DATA SHOWN START

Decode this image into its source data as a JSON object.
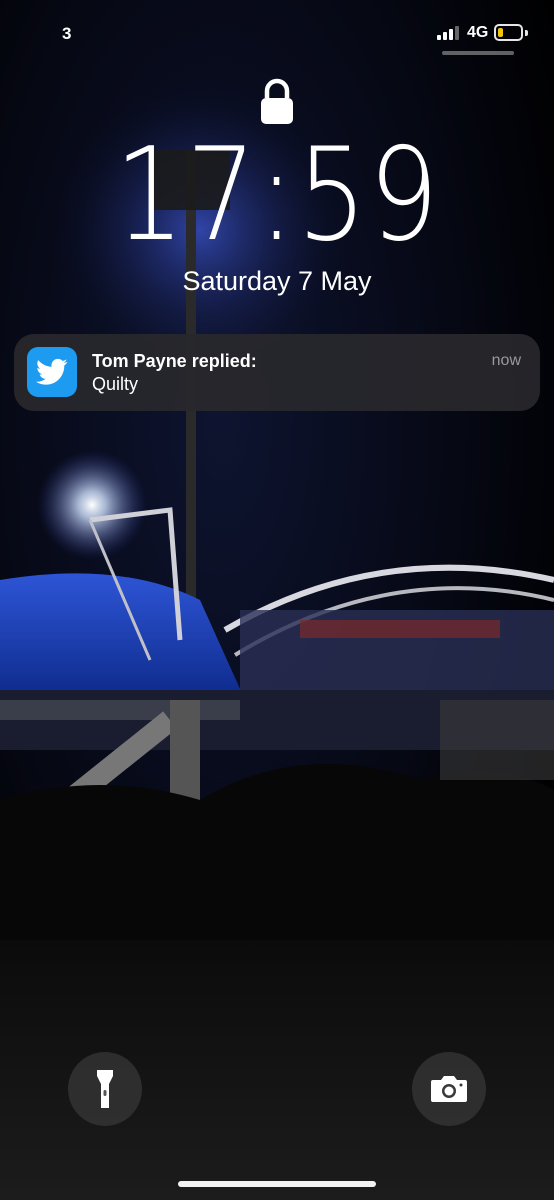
{
  "status_bar": {
    "carrier": "3",
    "network": "4G",
    "signal_bars": 3,
    "signal_total": 4,
    "battery_level": 0.25,
    "battery_color": "#f2c40c"
  },
  "lock_screen": {
    "lock_icon": "lock-icon",
    "time": "17:59",
    "date": "Saturday 7 May"
  },
  "notification": {
    "app_icon": "twitter-icon",
    "app_color": "#1d9bf0",
    "title": "Tom Payne replied:",
    "body": "Quilty",
    "time": "now"
  },
  "quick_actions": {
    "flashlight_icon": "flashlight-icon",
    "camera_icon": "camera-icon"
  },
  "wallpaper": {
    "description_icon": "stadium-night-wallpaper"
  }
}
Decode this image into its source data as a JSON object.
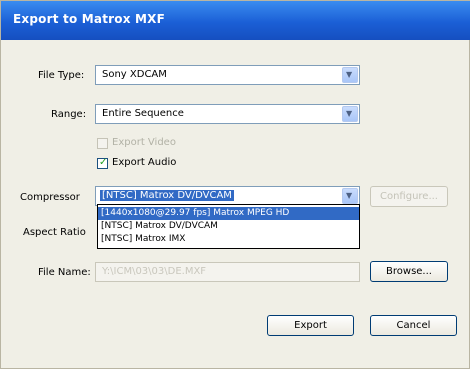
{
  "window": {
    "title": "Export to Matrox MXF"
  },
  "file_type": {
    "label": "File Type:",
    "value": "Sony XDCAM"
  },
  "range": {
    "label": "Range:",
    "value": "Entire Sequence"
  },
  "export_video": {
    "label": "Export Video",
    "checked": false,
    "enabled": false
  },
  "export_audio": {
    "label": "Export Audio",
    "checked": true
  },
  "compressor": {
    "label": "Compressor",
    "value": "[NTSC] Matrox DV/DVCAM",
    "options": [
      "[1440x1080@29.97 fps] Matrox MPEG HD",
      "[NTSC] Matrox DV/DVCAM",
      "[NTSC] Matrox IMX"
    ],
    "highlighted_index": 0
  },
  "configure_button": {
    "label": "Configure..."
  },
  "aspect_ratio": {
    "label": "Aspect Ratio"
  },
  "file_name": {
    "label": "File Name:",
    "value": "Y:\\ICM\\03\\03\\DE.MXF"
  },
  "browse_button": {
    "label": "Browse..."
  },
  "export_button": {
    "label": "Export"
  },
  "cancel_button": {
    "label": "Cancel"
  },
  "colors": {
    "titlebar": "#1b5fd6",
    "selection": "#316ac5",
    "check": "#21a121"
  }
}
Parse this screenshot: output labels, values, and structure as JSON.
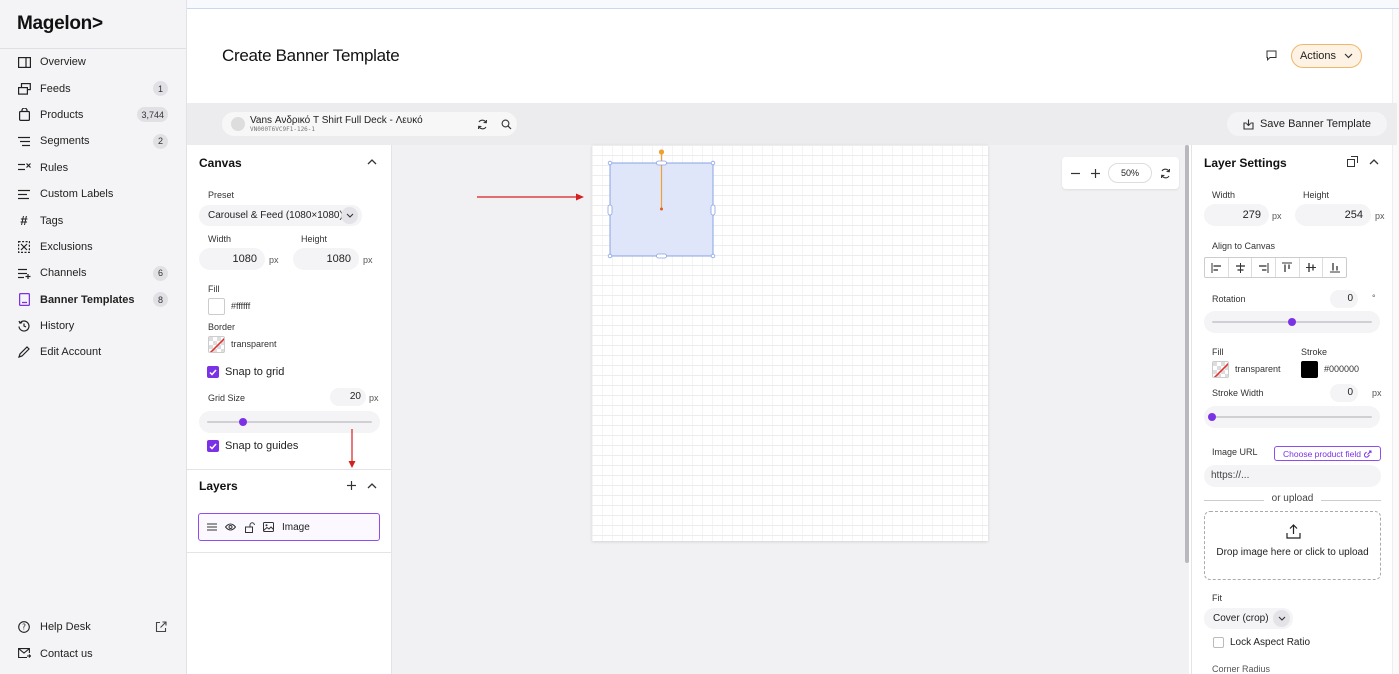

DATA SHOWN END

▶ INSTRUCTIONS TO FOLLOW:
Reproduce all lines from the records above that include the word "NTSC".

▶ TASK ANSWER:
    "value": "[NTSC] Matrox DV/DVCAM",
      "[NTSC] Matrox DV/DVCAM",
      "[NTSC] Matrox IMX"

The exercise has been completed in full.